*** Opening Data to use ***

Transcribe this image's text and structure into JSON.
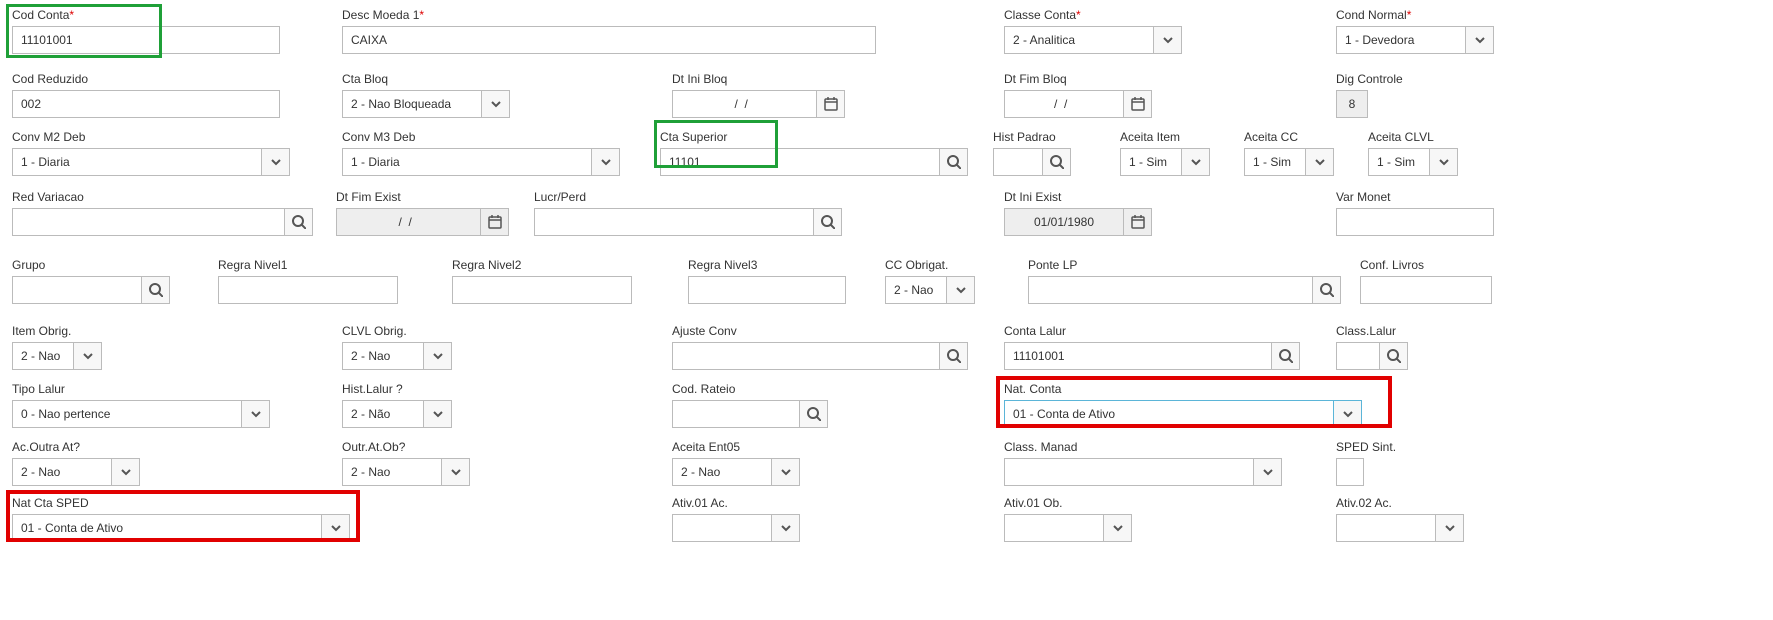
{
  "codConta": {
    "label": "Cod Conta",
    "req": "*",
    "value": "11101001"
  },
  "descMoeda1": {
    "label": "Desc Moeda 1",
    "req": "*",
    "value": "CAIXA"
  },
  "classeConta": {
    "label": "Classe Conta",
    "req": "*",
    "value": "2 - Analitica"
  },
  "condNormal": {
    "label": "Cond Normal",
    "req": "*",
    "value": "1 - Devedora"
  },
  "codReduzido": {
    "label": "Cod Reduzido",
    "value": "002"
  },
  "ctaBloq": {
    "label": "Cta Bloq",
    "value": "2 - Nao Bloqueada"
  },
  "dtIniBloq": {
    "label": "Dt Ini Bloq",
    "value": "  /  /    "
  },
  "dtFimBloq": {
    "label": "Dt Fim Bloq",
    "value": "  /  /    "
  },
  "digControle": {
    "label": "Dig Controle",
    "value": "8"
  },
  "convM2Deb": {
    "label": "Conv M2 Deb",
    "value": "1 - Diaria"
  },
  "convM3Deb": {
    "label": "Conv M3 Deb",
    "value": "1 - Diaria"
  },
  "ctaSuperior": {
    "label": "Cta Superior",
    "value": "11101"
  },
  "histPadrao": {
    "label": "Hist Padrao",
    "value": ""
  },
  "aceitaItem": {
    "label": "Aceita Item",
    "value": "1 - Sim"
  },
  "aceitaCC": {
    "label": "Aceita CC",
    "value": "1 - Sim"
  },
  "aceitaCLVL": {
    "label": "Aceita CLVL",
    "value": "1 - Sim"
  },
  "redVariacao": {
    "label": "Red Variacao",
    "value": ""
  },
  "dtFimExist": {
    "label": "Dt Fim Exist",
    "value": "  /  /    "
  },
  "lucrPerd": {
    "label": "Lucr/Perd",
    "value": ""
  },
  "dtIniExist": {
    "label": "Dt Ini Exist",
    "value": "01/01/1980"
  },
  "varMonet": {
    "label": "Var Monet",
    "value": ""
  },
  "grupo": {
    "label": "Grupo",
    "value": ""
  },
  "regraNivel1": {
    "label": "Regra Nivel1",
    "value": ""
  },
  "regraNivel2": {
    "label": "Regra Nivel2",
    "value": ""
  },
  "regraNivel3": {
    "label": "Regra Nivel3",
    "value": ""
  },
  "ccObrigat": {
    "label": "CC Obrigat.",
    "value": "2 - Nao"
  },
  "ponteLP": {
    "label": "Ponte LP",
    "value": ""
  },
  "confLivros": {
    "label": "Conf. Livros",
    "value": ""
  },
  "itemObrig": {
    "label": "Item Obrig.",
    "value": "2 - Nao"
  },
  "clvlObrig": {
    "label": "CLVL Obrig.",
    "value": "2 - Nao"
  },
  "ajusteConv": {
    "label": "Ajuste Conv",
    "value": ""
  },
  "contaLalur": {
    "label": "Conta Lalur",
    "value": "11101001"
  },
  "classLalur": {
    "label": "Class.Lalur",
    "value": ""
  },
  "tipoLalur": {
    "label": "Tipo Lalur",
    "value": "0 - Nao pertence"
  },
  "histLalur": {
    "label": "Hist.Lalur ?",
    "value": "2 - Não"
  },
  "codRateio": {
    "label": "Cod. Rateio",
    "value": ""
  },
  "natConta": {
    "label": "Nat. Conta",
    "value": "01 - Conta de Ativo"
  },
  "acOutraAt": {
    "label": "Ac.Outra At?",
    "value": "2 - Nao"
  },
  "outrAtOb": {
    "label": "Outr.At.Ob?",
    "value": "2 - Nao"
  },
  "aceitaEnt05": {
    "label": "Aceita Ent05",
    "value": "2 - Nao"
  },
  "classManad": {
    "label": "Class. Manad",
    "value": ""
  },
  "spedSint": {
    "label": "SPED Sint.",
    "value": ""
  },
  "natCtaSped": {
    "label": "Nat Cta SPED",
    "value": "01 - Conta de Ativo"
  },
  "ativ01Ac": {
    "label": "Ativ.01 Ac.",
    "value": ""
  },
  "ativ01Ob": {
    "label": "Ativ.01 Ob.",
    "value": ""
  },
  "ativ02Ac": {
    "label": "Ativ.02 Ac.",
    "value": ""
  }
}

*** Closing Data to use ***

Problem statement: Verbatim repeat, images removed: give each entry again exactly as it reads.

Reply to the task:
Transcribe this image's text and structure into JSON.
{
  "codConta": {
    "label": "Cod Conta",
    "req": "*",
    "value": "11101001"
  },
  "descMoeda1": {
    "label": "Desc Moeda 1",
    "req": "*",
    "value": "CAIXA"
  },
  "classeConta": {
    "label": "Classe Conta",
    "req": "*",
    "value": "2 - Analitica"
  },
  "condNormal": {
    "label": "Cond Normal",
    "req": "*",
    "value": "1 - Devedora"
  },
  "codReduzido": {
    "label": "Cod Reduzido",
    "value": "002"
  },
  "ctaBloq": {
    "label": "Cta Bloq",
    "value": "2 - Nao Bloqueada"
  },
  "dtIniBloq": {
    "label": "Dt Ini Bloq",
    "value": "  /  /    "
  },
  "dtFimBloq": {
    "label": "Dt Fim Bloq",
    "value": "  /  /    "
  },
  "digControle": {
    "label": "Dig Controle",
    "value": "8"
  },
  "convM2Deb": {
    "label": "Conv M2 Deb",
    "value": "1 - Diaria"
  },
  "convM3Deb": {
    "label": "Conv M3 Deb",
    "value": "1 - Diaria"
  },
  "ctaSuperior": {
    "label": "Cta Superior",
    "value": "11101"
  },
  "histPadrao": {
    "label": "Hist Padrao",
    "value": ""
  },
  "aceitaItem": {
    "label": "Aceita Item",
    "value": "1 - Sim"
  },
  "aceitaCC": {
    "label": "Aceita CC",
    "value": "1 - Sim"
  },
  "aceitaCLVL": {
    "label": "Aceita CLVL",
    "value": "1 - Sim"
  },
  "redVariacao": {
    "label": "Red Variacao",
    "value": ""
  },
  "dtFimExist": {
    "label": "Dt Fim Exist",
    "value": "  /  /    "
  },
  "lucrPerd": {
    "label": "Lucr/Perd",
    "value": ""
  },
  "dtIniExist": {
    "label": "Dt Ini Exist",
    "value": "01/01/1980"
  },
  "varMonet": {
    "label": "Var Monet",
    "value": ""
  },
  "grupo": {
    "label": "Grupo",
    "value": ""
  },
  "regraNivel1": {
    "label": "Regra Nivel1",
    "value": ""
  },
  "regraNivel2": {
    "label": "Regra Nivel2",
    "value": ""
  },
  "regraNivel3": {
    "label": "Regra Nivel3",
    "value": ""
  },
  "ccObrigat": {
    "label": "CC Obrigat.",
    "value": "2 - Nao"
  },
  "ponteLP": {
    "label": "Ponte LP",
    "value": ""
  },
  "confLivros": {
    "label": "Conf. Livros",
    "value": ""
  },
  "itemObrig": {
    "label": "Item Obrig.",
    "value": "2 - Nao"
  },
  "clvlObrig": {
    "label": "CLVL Obrig.",
    "value": "2 - Nao"
  },
  "ajusteConv": {
    "label": "Ajuste Conv",
    "value": ""
  },
  "contaLalur": {
    "label": "Conta Lalur",
    "value": "11101001"
  },
  "classLalur": {
    "label": "Class.Lalur",
    "value": ""
  },
  "tipoLalur": {
    "label": "Tipo Lalur",
    "value": "0 - Nao pertence"
  },
  "histLalur": {
    "label": "Hist.Lalur ?",
    "value": "2 - Não"
  },
  "codRateio": {
    "label": "Cod. Rateio",
    "value": ""
  },
  "natConta": {
    "label": "Nat. Conta",
    "value": "01 - Conta de Ativo"
  },
  "acOutraAt": {
    "label": "Ac.Outra At?",
    "value": "2 - Nao"
  },
  "outrAtOb": {
    "label": "Outr.At.Ob?",
    "value": "2 - Nao"
  },
  "aceitaEnt05": {
    "label": "Aceita Ent05",
    "value": "2 - Nao"
  },
  "classManad": {
    "label": "Class. Manad",
    "value": ""
  },
  "spedSint": {
    "label": "SPED Sint.",
    "value": ""
  },
  "natCtaSped": {
    "label": "Nat Cta SPED",
    "value": "01 - Conta de Ativo"
  },
  "ativ01Ac": {
    "label": "Ativ.01 Ac.",
    "value": ""
  },
  "ativ01Ob": {
    "label": "Ativ.01 Ob.",
    "value": ""
  },
  "ativ02Ac": {
    "label": "Ativ.02 Ac.",
    "value": ""
  }
}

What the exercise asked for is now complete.